The Bodie Island Lighthouse celebrated a milestone on Saturday, as the distinctive black-and-white striped tower was first lit on October 1, 1872, or exactly 150 years ago.
“Today is the Day!” said John M. Havel of the Outer Banks Lighthouse Society in an online statement. “Standing 167 feet and 8 inches tall, from the tip of its copper pinnacle (lightning rod) to ground level, and possessing one of only ten working original first-order Fresnel lens in the entire U.S., this beloved and enduring historic monument has been open for the public to enjoy and climb since 2013.”
The current lighthouse, (which is one of only a handful of brick tower lighthouses that still stand in the United States), is actually the third lighthouse to guard the shoreline bordering Bodie Island.
The first structure was built in 1847 and then abandoned in 1859 due to a poor foundation, while the second, built in 1859, was destroyed in 1861 by retreating Confederate troops who feared it would be utilized by Union troops during the Civil War.
The third and final tower was built to be much taller and tougher than its predecessors.

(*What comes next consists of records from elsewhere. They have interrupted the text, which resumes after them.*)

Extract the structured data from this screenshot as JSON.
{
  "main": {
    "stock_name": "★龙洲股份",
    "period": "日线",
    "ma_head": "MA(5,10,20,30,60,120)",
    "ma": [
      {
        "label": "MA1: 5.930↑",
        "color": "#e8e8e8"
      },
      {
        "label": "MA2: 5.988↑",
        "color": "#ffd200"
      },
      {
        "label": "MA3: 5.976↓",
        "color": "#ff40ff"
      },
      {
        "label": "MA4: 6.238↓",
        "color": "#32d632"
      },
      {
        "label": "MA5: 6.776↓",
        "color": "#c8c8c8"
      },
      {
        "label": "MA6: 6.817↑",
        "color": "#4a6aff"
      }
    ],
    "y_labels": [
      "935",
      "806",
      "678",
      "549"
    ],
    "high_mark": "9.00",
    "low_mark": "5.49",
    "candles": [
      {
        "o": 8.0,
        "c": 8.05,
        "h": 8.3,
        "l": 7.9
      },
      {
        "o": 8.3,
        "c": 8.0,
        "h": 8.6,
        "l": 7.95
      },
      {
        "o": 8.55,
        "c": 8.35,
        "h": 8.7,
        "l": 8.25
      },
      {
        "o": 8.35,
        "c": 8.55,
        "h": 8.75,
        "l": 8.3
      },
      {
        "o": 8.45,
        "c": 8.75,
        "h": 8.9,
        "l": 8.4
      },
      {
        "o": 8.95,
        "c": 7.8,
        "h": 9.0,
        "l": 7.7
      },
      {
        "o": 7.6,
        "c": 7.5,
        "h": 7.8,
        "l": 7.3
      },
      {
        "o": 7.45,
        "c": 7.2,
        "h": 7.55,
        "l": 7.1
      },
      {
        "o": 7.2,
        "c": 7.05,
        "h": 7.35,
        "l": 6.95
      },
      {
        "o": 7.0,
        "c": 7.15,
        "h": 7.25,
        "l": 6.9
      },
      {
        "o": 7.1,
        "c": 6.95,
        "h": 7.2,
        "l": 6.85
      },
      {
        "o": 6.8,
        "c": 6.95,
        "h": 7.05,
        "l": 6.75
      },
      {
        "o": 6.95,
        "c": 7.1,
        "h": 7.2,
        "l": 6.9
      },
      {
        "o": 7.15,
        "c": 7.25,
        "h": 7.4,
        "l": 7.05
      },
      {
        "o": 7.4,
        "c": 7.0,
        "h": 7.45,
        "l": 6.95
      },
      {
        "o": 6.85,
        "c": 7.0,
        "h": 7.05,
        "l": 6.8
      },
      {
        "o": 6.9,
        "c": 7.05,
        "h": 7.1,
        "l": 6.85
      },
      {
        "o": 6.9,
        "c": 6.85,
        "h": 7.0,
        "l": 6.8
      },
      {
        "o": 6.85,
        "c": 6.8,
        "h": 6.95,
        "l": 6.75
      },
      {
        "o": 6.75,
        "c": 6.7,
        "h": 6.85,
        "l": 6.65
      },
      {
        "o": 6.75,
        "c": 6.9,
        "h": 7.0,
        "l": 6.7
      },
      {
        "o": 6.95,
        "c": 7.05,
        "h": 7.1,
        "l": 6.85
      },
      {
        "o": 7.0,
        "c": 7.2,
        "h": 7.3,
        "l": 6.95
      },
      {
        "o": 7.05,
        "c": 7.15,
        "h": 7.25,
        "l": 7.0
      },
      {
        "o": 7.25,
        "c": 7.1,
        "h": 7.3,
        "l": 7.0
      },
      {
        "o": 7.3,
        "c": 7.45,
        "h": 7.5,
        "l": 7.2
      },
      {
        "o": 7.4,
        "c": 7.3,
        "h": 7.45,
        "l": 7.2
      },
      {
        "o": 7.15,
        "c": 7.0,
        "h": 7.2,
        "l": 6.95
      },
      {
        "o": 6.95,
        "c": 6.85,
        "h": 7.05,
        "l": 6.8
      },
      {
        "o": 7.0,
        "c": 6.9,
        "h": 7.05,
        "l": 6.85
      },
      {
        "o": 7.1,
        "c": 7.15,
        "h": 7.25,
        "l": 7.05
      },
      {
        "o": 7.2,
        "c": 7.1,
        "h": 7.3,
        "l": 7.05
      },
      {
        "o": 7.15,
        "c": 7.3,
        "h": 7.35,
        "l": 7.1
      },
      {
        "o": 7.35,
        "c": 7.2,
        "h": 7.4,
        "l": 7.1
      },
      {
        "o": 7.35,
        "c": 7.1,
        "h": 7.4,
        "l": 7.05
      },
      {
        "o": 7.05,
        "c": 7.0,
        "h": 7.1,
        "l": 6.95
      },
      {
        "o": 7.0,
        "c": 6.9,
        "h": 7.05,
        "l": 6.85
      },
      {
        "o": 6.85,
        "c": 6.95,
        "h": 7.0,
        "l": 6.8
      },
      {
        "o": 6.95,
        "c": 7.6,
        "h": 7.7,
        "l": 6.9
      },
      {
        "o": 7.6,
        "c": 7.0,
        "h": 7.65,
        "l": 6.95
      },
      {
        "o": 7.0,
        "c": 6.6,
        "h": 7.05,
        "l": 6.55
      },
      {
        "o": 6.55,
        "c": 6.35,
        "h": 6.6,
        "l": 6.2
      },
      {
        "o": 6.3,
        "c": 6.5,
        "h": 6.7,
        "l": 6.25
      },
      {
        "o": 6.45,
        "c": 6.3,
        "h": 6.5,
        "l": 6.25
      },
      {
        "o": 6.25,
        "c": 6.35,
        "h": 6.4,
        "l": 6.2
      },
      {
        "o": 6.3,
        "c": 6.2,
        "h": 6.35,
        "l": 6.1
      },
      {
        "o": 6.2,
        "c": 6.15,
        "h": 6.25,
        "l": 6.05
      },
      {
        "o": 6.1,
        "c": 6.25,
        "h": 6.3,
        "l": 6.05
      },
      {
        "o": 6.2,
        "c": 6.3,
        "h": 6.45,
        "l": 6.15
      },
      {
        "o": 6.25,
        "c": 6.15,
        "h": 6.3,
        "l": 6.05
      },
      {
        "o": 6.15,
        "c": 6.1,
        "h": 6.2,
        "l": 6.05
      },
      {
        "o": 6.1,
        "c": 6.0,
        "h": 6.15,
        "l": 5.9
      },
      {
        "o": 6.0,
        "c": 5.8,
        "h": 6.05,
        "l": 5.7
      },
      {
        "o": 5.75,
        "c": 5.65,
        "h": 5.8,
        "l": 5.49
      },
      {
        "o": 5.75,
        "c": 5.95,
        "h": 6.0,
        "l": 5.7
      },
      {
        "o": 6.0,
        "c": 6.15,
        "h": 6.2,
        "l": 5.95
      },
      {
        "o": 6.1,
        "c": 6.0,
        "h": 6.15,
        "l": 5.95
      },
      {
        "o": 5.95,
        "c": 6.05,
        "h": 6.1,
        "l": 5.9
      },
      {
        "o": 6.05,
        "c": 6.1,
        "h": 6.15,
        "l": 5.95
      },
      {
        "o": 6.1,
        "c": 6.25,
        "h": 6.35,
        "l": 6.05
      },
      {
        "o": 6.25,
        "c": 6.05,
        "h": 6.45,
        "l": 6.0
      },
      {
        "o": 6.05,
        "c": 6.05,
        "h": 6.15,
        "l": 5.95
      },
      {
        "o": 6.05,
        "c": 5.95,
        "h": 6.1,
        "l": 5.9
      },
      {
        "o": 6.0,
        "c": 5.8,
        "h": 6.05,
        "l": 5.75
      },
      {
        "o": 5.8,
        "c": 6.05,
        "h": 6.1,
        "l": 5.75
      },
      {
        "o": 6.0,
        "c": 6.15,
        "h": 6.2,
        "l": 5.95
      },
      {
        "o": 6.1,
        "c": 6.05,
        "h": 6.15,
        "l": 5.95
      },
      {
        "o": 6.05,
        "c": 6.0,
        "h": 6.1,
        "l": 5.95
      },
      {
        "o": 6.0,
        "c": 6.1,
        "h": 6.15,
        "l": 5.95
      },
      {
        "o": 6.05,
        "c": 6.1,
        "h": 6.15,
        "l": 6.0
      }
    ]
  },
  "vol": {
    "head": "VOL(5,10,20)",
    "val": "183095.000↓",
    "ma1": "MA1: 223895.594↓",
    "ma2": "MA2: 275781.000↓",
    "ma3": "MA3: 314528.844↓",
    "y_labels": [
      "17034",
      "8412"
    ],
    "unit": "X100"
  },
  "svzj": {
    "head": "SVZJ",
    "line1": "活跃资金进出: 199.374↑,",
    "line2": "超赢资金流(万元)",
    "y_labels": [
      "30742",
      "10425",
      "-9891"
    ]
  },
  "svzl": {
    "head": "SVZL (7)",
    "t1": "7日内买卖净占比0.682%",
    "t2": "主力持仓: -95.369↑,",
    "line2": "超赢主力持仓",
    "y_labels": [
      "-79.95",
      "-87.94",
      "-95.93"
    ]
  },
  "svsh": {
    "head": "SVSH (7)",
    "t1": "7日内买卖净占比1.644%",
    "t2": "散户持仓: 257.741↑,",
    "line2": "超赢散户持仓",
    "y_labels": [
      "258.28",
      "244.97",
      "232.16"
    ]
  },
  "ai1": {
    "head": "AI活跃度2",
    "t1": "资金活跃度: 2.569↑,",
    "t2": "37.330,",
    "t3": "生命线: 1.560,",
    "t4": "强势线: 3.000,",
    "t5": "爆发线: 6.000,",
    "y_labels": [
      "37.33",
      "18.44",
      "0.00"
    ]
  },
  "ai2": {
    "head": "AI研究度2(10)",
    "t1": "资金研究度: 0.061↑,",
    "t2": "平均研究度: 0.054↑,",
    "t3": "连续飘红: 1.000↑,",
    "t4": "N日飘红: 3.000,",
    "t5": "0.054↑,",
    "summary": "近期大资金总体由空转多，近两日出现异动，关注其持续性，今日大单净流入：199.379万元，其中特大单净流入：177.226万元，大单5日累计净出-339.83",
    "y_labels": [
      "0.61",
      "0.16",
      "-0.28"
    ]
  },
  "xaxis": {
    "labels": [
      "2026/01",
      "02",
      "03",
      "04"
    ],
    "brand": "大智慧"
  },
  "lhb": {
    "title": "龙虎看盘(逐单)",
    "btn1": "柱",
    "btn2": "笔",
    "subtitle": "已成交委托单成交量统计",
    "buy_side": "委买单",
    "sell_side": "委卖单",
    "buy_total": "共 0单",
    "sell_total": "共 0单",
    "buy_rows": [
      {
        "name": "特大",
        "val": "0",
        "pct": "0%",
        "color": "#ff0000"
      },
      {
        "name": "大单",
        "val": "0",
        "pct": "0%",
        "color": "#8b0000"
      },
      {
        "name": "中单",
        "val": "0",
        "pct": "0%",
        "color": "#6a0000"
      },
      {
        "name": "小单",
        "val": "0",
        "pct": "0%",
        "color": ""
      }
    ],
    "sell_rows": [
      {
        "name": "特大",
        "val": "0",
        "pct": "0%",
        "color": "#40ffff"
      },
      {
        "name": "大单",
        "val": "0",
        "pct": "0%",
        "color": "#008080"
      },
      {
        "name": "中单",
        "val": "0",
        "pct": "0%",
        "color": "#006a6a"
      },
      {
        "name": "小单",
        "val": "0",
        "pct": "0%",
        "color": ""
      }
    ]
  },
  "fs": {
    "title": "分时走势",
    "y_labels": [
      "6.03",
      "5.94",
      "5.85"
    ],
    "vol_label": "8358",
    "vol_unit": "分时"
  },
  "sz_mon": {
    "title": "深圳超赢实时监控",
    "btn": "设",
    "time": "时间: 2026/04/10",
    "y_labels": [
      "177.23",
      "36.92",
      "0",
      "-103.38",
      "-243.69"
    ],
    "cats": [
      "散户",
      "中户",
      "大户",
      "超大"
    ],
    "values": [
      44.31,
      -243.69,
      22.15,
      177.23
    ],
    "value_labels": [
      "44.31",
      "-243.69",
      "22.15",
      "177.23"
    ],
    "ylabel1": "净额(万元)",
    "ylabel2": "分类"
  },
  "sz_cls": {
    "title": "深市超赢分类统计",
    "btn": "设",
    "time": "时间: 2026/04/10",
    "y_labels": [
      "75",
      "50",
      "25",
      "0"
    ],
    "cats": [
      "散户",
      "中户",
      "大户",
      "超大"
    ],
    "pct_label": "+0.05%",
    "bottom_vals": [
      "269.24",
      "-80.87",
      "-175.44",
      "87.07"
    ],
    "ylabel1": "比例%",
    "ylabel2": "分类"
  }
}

A 15-acre site was acquired for the lighthouse, (which was located north of the former lighthouse and on the opposite side of Oregon Inlet), and the “new” design utilized a similar foundation and plan that had been recently used at the Cape Hatteras Lighthouse in Buxton.
The light was electrified in 1932, phasing out the need for on-site lighthouse keepers, and eventually, the light station property was transferred to the National Park Service in 1953.
The keepers’ duplex has since undergone two historic restorations, the last having been completed in May 1992, and the building now serves as a ranger office and visitor center for the Cape Hatteras National Seashore.
The most recent restoration of the lighthouse itself, which was initiated in 2009 and completed in 2013, opened the interior of the lighthouse to climbers after years of unuse, and the tower remains open seasonally for public tours today.
Still a functioning navigational aid, and also listed on the National Register of Historic Places, the Bodie Island Lighthouse is considered a historic treasure, both internationally and in local lighthouse-fan circles.
A 150th Anniversary Celebration of the Bodie Island Lighthouse, which was scheduled for October 1 but canceled due to Hurricane Ian, is still in the works, and a new date and time for the event will be announced in the coming weeks.